As for the original, he was menacing, but he was more calculating if anything else. Unlike the remake, Chris' vampire does offer Charley a choice to leave him alone out of some deranged sense of mercy, and he'd gladly leave Charley alone in return. Whereas Colin's vampire, once you knew who he was, then you're dead. I think in the end, both actors play a great vampire, but I would have to say Colin Farrell plays a much darker version of the character.
Overall, I think both the original and remake warrant their own merits. Both are fairly good for what they're trying to do. Although, I would say the original works better at mixing in the elements of horror and comedy together. But, the remake is by far the scariest between the two, and offers a deeper insight into the characters. In the end, I'd have to give both movies a three out of four. Both are fairly entertaining, but both suffer from being highly predictable. However, if I had to pick one that was better than the other, then I'd have to say the original is slightly better. The only reason I say that is because the original does a better job at implementing both the comedic and horror aspects together. However, both films are equally just as good. I'd highly recommend either one if you're looking for a scary movie to watch on a Friday night.
The 2011 Remake Trailer for Fright Night
More by this Author
After a sudden underwater tremor sets free scores of the prehistoric man-eating fish, an unlikely group of strangers must band together to stop themselves from becoming fish food for the area's new razor-toothed...
Ed and Lorraine Warren travel to London, to help out a woman and her family, as their house is haunted by a malicious spirit that's hellbent on destroying their lives; particularly her daughter.
A twelve year old boy is struggling with the concept of possibly losing his mom, due to an incurable illness.

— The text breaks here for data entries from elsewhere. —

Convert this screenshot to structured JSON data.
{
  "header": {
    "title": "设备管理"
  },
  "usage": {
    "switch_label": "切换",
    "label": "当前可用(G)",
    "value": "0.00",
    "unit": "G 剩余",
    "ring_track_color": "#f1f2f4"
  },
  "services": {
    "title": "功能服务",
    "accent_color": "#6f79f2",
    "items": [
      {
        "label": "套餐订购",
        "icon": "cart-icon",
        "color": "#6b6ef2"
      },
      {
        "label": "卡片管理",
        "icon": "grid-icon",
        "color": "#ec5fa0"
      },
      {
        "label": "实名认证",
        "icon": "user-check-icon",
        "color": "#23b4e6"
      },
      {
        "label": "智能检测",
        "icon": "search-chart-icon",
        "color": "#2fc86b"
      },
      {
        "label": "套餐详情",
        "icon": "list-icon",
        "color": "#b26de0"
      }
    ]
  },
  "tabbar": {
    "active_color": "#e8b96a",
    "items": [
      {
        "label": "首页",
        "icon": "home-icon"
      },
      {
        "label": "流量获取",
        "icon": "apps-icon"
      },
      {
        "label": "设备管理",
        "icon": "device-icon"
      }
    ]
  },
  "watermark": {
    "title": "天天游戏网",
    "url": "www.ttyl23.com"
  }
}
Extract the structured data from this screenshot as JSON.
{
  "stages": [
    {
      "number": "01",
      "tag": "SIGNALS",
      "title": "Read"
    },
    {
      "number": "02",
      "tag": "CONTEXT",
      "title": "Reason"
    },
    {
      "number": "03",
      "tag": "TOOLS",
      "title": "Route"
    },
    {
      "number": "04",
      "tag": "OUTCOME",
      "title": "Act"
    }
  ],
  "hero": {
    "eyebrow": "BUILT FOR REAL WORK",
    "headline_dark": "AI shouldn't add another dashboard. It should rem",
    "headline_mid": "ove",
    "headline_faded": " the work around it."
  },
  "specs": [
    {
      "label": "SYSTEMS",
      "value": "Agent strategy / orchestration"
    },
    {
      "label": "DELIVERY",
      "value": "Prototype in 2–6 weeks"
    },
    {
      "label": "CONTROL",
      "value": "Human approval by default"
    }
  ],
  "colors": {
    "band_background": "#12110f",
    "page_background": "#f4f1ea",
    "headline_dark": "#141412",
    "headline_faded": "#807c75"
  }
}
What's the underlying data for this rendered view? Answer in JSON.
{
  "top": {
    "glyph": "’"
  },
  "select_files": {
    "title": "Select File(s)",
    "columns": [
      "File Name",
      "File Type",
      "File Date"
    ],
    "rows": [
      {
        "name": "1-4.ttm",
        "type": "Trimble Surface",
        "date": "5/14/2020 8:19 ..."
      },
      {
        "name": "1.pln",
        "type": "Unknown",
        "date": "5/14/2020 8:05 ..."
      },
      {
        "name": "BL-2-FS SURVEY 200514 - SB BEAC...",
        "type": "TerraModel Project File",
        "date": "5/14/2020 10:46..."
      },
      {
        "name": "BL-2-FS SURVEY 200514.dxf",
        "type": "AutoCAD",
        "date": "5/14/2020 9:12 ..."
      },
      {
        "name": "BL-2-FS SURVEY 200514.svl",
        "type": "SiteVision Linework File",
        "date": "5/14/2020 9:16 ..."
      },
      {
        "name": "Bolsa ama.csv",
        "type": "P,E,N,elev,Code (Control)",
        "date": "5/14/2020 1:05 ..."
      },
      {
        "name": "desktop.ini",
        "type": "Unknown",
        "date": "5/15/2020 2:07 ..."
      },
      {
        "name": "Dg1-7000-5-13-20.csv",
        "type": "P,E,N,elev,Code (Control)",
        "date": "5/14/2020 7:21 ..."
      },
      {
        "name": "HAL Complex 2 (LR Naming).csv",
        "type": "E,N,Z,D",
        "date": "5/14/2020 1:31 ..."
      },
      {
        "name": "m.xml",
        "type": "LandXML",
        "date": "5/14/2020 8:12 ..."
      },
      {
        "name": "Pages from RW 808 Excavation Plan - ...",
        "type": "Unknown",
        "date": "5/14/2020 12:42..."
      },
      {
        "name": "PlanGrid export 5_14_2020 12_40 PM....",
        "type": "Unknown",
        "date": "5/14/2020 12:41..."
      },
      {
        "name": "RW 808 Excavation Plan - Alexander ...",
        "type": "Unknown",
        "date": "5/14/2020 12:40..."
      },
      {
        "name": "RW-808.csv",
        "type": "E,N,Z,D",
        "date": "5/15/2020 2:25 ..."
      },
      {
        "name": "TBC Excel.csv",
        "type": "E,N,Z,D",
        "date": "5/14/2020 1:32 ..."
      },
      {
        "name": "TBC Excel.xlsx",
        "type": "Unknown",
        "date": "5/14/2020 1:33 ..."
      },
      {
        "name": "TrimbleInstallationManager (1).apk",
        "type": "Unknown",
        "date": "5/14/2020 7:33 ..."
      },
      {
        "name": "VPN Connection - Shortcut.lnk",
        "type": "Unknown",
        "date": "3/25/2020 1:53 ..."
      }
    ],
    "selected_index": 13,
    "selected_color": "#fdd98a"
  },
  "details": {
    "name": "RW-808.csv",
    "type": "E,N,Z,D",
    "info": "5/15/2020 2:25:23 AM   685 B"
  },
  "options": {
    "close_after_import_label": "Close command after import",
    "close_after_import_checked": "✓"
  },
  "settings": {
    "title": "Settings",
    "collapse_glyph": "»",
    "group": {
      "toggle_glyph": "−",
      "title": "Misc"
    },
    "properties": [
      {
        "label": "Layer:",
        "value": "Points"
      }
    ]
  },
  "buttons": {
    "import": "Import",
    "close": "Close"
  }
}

However, he soon finds comfort from a monster, whom helps him confront his deepest fear.